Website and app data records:
++++

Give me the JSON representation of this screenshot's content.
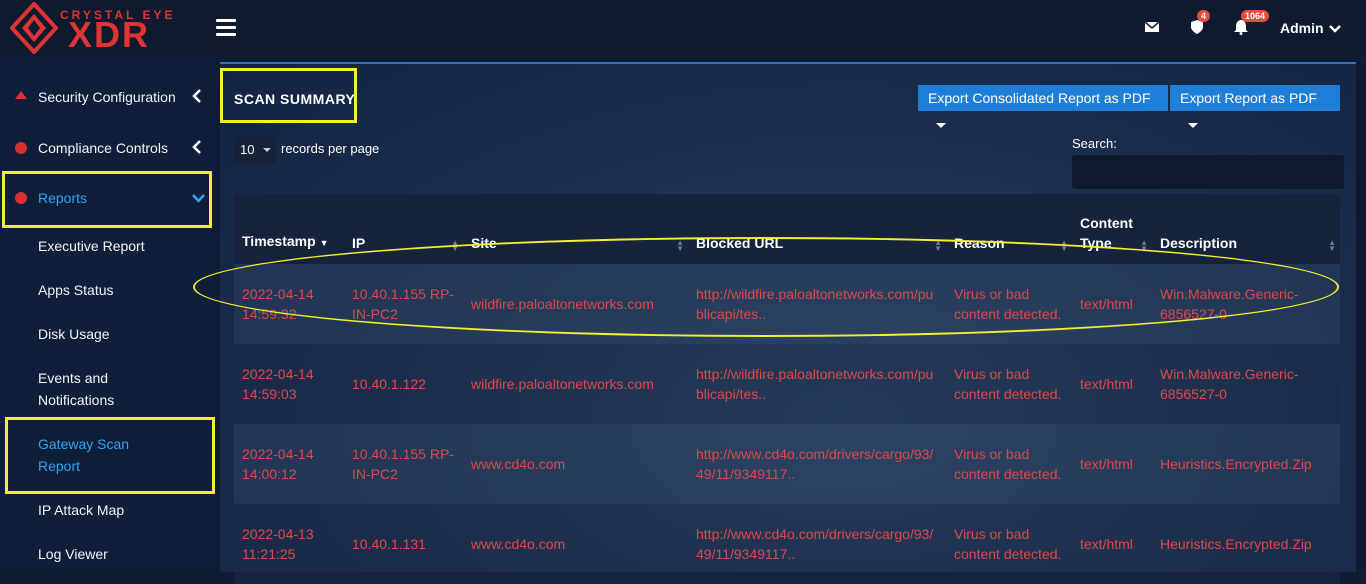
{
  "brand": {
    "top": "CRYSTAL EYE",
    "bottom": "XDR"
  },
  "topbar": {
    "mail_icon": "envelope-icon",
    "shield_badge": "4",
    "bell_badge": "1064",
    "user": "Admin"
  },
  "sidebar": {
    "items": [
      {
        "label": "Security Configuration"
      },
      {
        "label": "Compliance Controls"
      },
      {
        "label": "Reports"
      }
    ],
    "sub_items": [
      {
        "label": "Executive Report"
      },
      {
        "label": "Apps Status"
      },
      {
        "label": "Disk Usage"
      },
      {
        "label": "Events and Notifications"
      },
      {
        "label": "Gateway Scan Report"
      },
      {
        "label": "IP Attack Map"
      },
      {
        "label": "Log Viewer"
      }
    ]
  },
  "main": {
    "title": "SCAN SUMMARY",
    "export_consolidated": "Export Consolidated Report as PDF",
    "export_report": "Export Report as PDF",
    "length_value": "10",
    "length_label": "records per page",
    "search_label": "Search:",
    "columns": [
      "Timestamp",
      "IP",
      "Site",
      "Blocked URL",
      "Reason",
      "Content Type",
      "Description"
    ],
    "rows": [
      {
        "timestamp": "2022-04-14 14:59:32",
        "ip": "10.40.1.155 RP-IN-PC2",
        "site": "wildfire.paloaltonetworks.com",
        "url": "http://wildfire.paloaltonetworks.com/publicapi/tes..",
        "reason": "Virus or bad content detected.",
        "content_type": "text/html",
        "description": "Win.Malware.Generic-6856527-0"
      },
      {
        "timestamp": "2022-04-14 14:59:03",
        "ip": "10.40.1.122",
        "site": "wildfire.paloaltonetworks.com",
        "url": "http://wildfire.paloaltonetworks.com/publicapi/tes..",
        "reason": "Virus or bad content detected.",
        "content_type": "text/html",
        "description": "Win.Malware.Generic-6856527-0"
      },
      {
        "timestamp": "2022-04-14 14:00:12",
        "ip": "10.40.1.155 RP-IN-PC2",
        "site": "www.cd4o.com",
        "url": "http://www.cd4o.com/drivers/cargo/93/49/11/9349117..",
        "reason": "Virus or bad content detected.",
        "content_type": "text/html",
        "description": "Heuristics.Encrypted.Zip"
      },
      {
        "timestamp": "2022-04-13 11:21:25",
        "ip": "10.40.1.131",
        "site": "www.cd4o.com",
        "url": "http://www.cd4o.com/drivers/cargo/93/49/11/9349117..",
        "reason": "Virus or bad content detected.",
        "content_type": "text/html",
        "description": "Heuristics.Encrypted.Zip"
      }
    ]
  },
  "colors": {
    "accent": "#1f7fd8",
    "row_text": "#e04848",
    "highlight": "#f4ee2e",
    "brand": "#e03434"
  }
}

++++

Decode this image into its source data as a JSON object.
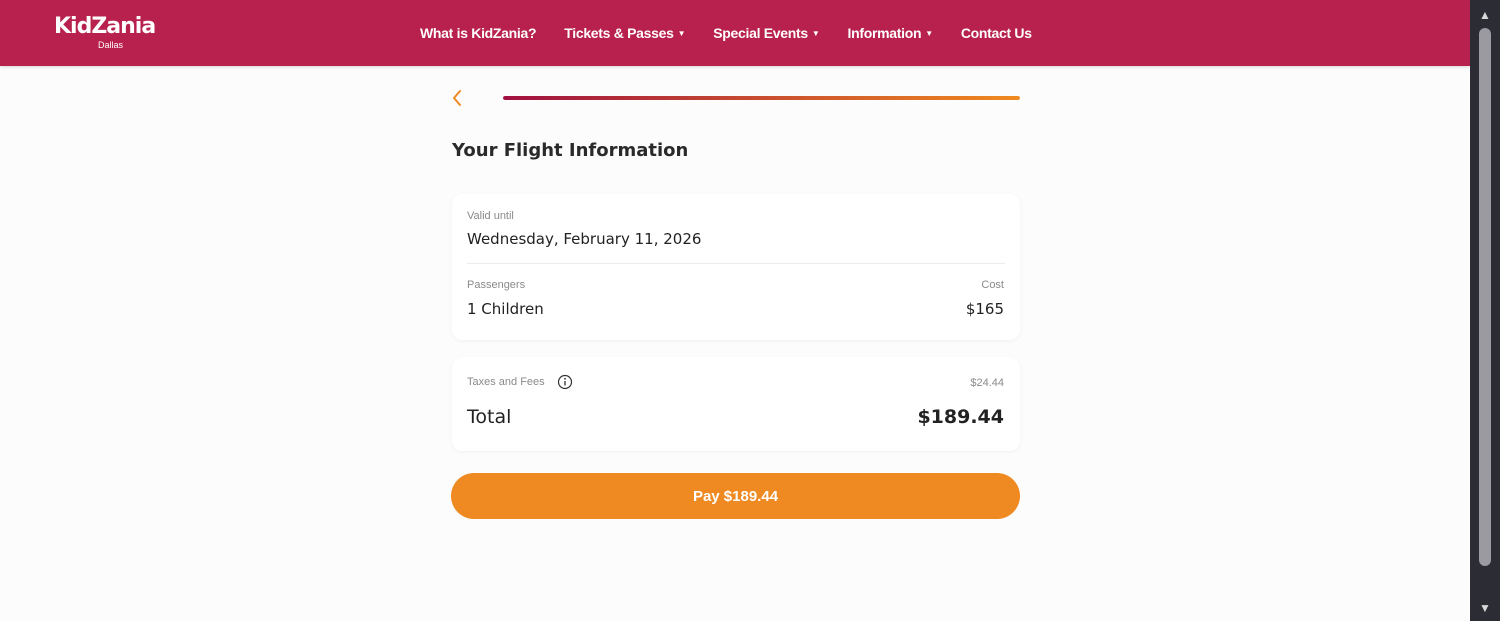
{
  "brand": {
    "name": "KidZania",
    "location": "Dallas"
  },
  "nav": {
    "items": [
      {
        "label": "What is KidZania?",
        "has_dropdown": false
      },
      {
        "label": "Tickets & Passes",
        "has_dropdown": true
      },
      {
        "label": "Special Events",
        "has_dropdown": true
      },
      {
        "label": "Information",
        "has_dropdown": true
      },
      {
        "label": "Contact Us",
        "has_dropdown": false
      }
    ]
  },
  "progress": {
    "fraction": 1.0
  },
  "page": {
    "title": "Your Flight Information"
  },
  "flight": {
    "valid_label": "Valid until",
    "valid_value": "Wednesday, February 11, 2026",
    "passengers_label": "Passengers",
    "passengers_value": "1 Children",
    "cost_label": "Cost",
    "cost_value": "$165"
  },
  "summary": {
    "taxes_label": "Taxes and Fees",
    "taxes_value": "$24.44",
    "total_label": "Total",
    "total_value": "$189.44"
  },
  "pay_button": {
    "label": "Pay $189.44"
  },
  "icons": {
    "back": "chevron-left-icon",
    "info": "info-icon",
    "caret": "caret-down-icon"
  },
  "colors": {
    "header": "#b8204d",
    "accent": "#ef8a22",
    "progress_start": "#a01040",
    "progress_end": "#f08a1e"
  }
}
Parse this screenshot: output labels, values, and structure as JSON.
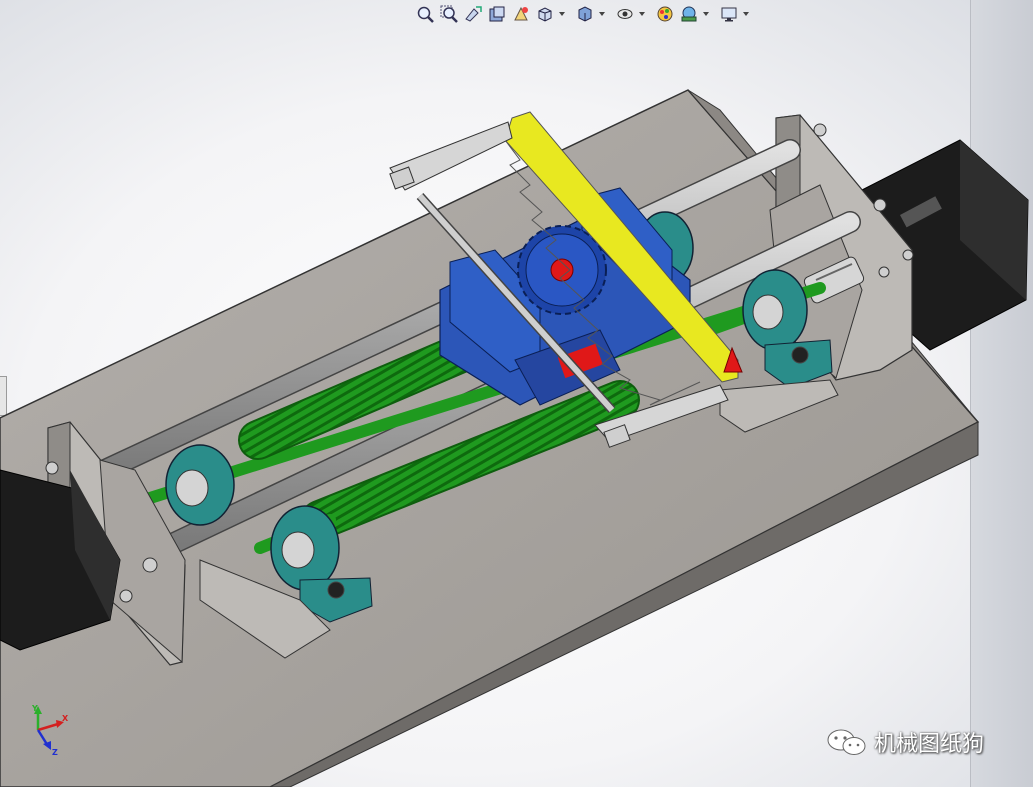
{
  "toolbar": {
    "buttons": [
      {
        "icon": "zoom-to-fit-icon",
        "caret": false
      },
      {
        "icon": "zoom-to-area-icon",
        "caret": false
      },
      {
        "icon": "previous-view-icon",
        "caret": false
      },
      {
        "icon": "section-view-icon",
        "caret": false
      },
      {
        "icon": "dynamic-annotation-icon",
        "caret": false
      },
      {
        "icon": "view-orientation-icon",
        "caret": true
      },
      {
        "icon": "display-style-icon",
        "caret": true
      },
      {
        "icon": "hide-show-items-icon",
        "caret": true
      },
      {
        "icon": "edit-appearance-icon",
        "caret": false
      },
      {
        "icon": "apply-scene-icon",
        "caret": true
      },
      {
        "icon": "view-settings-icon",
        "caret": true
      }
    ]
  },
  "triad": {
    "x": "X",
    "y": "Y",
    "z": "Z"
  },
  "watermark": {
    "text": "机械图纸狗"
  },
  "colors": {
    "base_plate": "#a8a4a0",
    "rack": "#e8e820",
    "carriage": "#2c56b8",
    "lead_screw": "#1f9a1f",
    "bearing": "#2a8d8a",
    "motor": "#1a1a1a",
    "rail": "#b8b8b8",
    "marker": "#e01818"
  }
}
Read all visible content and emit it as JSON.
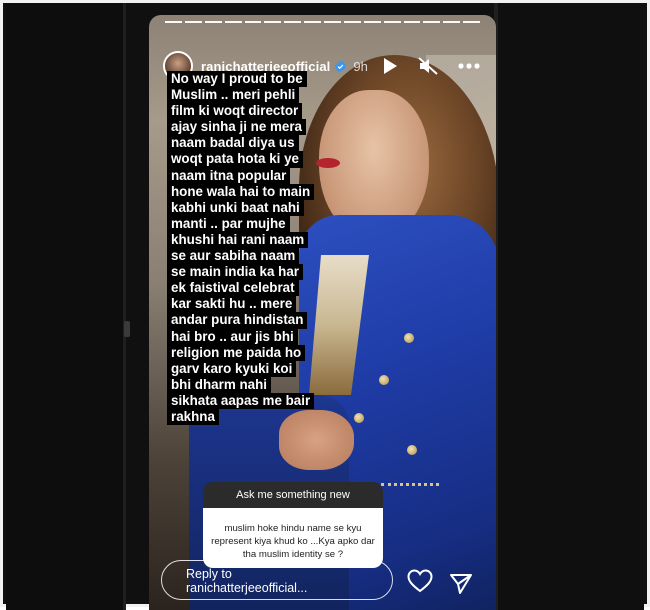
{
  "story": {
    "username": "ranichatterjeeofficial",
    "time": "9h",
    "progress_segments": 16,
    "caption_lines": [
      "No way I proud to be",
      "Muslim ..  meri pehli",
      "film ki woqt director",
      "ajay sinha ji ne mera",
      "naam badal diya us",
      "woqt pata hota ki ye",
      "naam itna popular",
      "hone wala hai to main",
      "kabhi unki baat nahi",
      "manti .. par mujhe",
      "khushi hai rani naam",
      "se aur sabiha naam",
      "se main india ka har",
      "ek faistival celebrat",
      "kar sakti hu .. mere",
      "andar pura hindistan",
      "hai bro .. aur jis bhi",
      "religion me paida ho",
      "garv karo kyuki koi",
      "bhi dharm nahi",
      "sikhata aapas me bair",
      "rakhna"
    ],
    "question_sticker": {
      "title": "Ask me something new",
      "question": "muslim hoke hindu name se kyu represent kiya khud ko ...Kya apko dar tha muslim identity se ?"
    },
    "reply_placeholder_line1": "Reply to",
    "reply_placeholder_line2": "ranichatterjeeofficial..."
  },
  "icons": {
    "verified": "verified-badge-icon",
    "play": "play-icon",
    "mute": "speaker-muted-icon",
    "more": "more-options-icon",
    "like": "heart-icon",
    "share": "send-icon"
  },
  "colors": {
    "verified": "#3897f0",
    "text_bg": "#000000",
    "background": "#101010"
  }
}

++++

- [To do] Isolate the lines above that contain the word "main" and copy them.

- [Completed exercise]
  "main": {
      "hone wala hai to main",
      "se main india ka har",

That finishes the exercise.